Wednesday, March 11, 2009

Moral Foil: Stem Cell and Torture

I recently posted one scientist's defense of the Bush administration's record on science. Will Saletan over at Slate just provided another very thought-provoking piece to the moral puzzle that surrounds one of the hottest scientific debates of the Bush presidency: embryonic stem cell research.

Though Saletan incorrectly describes President Obama's action as "lifting a ban" on stem cell research (the research wasn't banned; it was funded with severe limitations), he goes on to offer a word of caution to the proponents of embryonic stem cell research. He notes that they face a moral peril.

The best way to understand this peril is to look at an issue that has become the mirror image of the stem-cell fight. That issue is torture.
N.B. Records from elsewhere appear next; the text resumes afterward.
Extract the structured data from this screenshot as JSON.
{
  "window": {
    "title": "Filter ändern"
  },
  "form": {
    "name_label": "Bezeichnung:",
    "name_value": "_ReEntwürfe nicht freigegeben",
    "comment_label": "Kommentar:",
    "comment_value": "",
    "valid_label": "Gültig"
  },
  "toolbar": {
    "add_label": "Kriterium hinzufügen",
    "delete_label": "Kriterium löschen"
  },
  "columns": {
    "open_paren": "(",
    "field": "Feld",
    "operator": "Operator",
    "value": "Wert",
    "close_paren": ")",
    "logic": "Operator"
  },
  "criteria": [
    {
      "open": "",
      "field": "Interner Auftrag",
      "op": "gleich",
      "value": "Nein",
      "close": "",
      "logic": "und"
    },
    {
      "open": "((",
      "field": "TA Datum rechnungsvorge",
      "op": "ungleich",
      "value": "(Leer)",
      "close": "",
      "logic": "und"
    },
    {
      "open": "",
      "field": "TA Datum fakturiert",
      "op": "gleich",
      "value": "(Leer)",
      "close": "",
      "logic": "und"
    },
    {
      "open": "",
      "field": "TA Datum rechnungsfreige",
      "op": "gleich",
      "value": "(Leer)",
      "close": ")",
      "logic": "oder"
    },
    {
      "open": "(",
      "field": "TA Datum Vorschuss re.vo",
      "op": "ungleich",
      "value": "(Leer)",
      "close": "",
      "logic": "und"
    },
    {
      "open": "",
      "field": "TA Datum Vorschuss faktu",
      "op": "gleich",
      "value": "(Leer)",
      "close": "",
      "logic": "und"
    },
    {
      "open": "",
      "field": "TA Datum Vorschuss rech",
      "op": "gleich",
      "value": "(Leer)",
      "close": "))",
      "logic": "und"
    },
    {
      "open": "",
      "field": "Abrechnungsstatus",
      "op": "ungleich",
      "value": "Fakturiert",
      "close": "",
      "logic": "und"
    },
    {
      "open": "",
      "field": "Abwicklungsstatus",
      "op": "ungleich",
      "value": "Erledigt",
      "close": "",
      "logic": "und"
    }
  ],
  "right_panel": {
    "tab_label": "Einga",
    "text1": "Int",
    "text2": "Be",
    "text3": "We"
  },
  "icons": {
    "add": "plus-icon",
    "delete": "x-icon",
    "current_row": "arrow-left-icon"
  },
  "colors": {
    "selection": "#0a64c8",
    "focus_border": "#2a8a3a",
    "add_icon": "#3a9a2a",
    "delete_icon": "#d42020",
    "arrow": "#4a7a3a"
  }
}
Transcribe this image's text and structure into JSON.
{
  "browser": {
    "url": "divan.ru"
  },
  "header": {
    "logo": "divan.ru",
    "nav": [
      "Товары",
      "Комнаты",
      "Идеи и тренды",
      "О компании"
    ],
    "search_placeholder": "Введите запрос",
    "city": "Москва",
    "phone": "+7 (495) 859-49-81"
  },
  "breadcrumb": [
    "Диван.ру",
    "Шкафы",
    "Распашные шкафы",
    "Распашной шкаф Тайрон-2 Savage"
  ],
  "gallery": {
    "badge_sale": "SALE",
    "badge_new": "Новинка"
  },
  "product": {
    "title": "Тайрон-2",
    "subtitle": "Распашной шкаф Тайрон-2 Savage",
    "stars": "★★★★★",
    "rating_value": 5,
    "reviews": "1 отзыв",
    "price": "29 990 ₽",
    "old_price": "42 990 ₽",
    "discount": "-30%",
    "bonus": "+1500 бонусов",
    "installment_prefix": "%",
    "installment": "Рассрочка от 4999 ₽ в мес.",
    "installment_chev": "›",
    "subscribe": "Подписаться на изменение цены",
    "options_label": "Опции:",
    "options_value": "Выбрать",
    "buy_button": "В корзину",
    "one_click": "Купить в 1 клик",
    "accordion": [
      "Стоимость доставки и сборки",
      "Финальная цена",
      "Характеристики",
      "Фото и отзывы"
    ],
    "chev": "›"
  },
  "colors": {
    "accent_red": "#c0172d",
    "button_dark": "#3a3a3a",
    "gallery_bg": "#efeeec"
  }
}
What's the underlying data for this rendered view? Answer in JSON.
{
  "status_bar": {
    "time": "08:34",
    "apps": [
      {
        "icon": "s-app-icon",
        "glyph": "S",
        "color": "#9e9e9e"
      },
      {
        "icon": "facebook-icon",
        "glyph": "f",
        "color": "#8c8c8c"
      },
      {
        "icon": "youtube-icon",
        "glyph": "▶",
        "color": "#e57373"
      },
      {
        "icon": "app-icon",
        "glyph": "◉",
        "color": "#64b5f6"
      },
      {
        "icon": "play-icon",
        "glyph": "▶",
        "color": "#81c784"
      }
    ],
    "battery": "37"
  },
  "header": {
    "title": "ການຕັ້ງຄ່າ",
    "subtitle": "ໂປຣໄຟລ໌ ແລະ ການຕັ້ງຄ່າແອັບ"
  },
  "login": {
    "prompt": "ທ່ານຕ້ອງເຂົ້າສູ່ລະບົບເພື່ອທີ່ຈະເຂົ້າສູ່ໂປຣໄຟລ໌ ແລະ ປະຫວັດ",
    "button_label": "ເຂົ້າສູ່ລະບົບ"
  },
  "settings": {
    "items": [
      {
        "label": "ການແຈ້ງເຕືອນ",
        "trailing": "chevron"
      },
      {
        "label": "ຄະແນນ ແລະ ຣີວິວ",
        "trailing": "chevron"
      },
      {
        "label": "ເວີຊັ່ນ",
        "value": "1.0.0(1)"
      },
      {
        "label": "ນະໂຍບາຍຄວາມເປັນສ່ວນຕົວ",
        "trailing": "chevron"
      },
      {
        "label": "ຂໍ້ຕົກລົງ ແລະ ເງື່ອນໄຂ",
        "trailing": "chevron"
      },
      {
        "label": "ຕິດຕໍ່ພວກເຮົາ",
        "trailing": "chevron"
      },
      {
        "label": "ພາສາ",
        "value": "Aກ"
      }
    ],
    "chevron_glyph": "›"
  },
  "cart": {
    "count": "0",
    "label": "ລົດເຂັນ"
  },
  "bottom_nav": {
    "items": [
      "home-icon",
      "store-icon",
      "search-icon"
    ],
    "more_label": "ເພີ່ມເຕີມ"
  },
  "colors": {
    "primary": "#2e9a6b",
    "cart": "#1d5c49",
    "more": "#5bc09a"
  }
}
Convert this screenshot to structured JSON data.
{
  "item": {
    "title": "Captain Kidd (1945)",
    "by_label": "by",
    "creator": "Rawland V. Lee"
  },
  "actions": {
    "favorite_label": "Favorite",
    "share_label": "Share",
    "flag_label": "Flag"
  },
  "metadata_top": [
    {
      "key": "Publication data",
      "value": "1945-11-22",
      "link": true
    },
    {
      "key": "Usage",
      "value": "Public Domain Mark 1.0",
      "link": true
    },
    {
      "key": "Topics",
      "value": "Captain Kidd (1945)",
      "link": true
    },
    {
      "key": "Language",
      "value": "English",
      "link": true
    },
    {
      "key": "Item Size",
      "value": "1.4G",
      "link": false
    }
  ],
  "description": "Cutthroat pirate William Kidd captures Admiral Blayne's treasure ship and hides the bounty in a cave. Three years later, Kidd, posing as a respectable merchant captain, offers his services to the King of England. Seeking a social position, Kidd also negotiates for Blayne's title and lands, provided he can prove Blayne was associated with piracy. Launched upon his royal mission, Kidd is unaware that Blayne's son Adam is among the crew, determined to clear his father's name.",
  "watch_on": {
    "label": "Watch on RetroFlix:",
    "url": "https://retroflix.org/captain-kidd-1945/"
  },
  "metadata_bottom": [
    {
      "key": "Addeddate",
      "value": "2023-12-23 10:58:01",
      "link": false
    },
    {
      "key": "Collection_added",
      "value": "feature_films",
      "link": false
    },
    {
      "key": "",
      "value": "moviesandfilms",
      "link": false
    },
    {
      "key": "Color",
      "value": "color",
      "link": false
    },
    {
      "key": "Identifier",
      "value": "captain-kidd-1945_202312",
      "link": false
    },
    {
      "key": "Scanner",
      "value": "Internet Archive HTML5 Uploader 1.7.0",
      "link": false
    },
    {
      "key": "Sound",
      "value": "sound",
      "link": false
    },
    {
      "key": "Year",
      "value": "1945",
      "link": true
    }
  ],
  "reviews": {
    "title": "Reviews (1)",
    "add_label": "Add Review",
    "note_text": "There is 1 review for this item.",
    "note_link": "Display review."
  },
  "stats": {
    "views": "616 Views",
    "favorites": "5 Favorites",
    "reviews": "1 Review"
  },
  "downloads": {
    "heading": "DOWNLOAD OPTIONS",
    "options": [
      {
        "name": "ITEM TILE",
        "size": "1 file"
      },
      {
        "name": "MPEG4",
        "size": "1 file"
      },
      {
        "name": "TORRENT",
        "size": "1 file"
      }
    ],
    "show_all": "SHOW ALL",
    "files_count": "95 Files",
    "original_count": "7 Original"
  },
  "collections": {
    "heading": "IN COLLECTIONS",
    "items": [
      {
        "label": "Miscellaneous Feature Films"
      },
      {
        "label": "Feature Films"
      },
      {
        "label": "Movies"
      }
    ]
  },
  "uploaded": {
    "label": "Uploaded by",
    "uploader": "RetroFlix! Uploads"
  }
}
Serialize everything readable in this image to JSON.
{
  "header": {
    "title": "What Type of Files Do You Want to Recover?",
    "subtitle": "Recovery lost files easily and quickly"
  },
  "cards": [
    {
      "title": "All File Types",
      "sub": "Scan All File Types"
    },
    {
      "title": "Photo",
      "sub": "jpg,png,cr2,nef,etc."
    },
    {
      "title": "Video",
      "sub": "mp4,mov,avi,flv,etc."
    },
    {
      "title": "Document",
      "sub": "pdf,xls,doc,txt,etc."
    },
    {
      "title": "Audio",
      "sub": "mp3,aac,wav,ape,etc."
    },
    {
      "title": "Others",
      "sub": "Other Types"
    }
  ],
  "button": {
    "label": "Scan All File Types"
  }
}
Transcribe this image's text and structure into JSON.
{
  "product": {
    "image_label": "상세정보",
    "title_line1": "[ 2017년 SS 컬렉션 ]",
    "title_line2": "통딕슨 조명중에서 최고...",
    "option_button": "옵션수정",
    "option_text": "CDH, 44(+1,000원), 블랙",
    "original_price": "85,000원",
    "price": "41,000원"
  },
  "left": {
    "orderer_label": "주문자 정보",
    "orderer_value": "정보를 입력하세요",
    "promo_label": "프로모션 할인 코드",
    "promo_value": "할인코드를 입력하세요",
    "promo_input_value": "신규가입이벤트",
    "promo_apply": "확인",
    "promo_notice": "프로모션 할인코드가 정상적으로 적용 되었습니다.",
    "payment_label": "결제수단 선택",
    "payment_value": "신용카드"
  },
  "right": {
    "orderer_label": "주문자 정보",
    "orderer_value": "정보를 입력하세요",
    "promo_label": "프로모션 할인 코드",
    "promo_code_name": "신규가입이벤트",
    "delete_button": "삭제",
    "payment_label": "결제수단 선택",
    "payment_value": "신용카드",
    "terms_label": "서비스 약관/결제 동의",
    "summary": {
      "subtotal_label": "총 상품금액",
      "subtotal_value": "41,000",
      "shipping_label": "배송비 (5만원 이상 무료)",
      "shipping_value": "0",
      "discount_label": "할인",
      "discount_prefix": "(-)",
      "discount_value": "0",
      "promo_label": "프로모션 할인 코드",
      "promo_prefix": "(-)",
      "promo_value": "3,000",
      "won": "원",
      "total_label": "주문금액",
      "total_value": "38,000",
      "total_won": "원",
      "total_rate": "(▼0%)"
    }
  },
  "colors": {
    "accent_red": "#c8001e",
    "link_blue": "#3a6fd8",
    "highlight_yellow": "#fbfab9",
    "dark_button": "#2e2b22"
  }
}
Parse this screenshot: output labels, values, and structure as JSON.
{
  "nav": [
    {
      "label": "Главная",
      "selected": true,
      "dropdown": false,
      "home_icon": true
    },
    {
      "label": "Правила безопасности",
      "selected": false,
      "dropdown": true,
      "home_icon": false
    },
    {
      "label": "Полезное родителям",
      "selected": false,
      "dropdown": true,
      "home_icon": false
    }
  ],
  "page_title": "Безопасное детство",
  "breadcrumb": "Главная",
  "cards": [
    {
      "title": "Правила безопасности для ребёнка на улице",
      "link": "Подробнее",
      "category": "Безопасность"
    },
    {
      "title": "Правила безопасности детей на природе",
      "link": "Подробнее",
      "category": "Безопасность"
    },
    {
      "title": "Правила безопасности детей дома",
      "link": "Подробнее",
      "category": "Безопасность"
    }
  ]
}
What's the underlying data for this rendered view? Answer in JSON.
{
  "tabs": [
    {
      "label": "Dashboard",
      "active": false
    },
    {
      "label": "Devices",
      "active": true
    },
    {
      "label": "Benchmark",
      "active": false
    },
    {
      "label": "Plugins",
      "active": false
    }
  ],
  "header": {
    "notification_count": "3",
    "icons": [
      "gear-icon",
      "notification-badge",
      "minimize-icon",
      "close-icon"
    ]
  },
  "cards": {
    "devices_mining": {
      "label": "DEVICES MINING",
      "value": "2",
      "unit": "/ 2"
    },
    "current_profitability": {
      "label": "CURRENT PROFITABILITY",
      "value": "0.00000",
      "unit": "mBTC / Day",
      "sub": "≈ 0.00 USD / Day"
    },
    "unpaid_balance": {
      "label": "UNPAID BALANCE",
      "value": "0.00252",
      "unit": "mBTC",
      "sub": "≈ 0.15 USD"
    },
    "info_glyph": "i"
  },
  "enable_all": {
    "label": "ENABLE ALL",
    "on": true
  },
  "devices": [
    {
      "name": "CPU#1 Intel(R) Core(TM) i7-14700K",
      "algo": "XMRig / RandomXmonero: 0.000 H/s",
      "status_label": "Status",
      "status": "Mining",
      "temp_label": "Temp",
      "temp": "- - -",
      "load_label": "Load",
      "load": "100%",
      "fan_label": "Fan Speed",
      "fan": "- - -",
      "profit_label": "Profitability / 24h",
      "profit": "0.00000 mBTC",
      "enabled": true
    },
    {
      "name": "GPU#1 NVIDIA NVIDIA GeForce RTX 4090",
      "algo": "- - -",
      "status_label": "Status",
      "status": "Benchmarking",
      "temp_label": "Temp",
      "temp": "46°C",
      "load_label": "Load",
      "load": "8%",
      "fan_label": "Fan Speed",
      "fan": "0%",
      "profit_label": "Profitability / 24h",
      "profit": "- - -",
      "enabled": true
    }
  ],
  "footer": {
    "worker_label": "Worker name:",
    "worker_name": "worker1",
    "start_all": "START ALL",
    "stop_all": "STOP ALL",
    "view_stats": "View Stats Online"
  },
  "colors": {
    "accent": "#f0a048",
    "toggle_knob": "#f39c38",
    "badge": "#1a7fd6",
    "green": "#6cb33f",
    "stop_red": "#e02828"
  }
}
On Jan. 22, Obama signed an executive order prohibiting interrogation methods used by the Bush administration to extract information from accused terrorists. "We can abide by a rule that says we don't torture, but that we can still effectively obtain the intelligence that we need," the president declared. "We are willing to observe core standards of conduct not just when it's easy, but also when it's hard."

Did you catch the comparison? Apply that argument against torture to the stem cell debate. Ask yourself if your logic works when you switch topics using the same argument. It is a very probing question.

You don't have to equate embryos with full-grown human beings—I don't—to appreciate the danger of exploiting them. Embryos are the beginnings of people. They're not parts of people. They're the whole thing, in very early form. Harvesting them, whether for research or medicine, is different from harvesting other kinds of cells. It's the difference between using an object and using a subject. How long can we grow this subject before dismembering it to get useful cells? How far should we strip-mine humanity in order to save it?

If you have trouble taking this question seriously—if you think it's just the hypersensitivity of fetus-lovers—try shifting the context from stem cells to torture. There, the question is: How much ruthless violence should we use to defeat ruthless violence? The paradox and the dilemma are easy to recognize. Creating and destroying embryos to save lives presents a similar, though not equal, dilemma.

Thanks for making me think, Will. That's why I keep coming back.

1 comment:

Frank Staheli said...

I agree that Will Saletan makes an excellent point. I'm not sure how we get those who are fixed in their determination to see it, though.

It is forever ironic that, even though non-government-funded research continues with embryonic stem cells, no cures have been found, while, with adult stem cells, several cures are available.

It bothers me when President Obama and others refer to "embryonic stem cell research" as simply "stem cell research", confusing a lot of people into (a) thinking that there's only one kind of stem cell research, and (b) not knowing just how successful stem cell research has become--IF it's of the adult stem cell variety.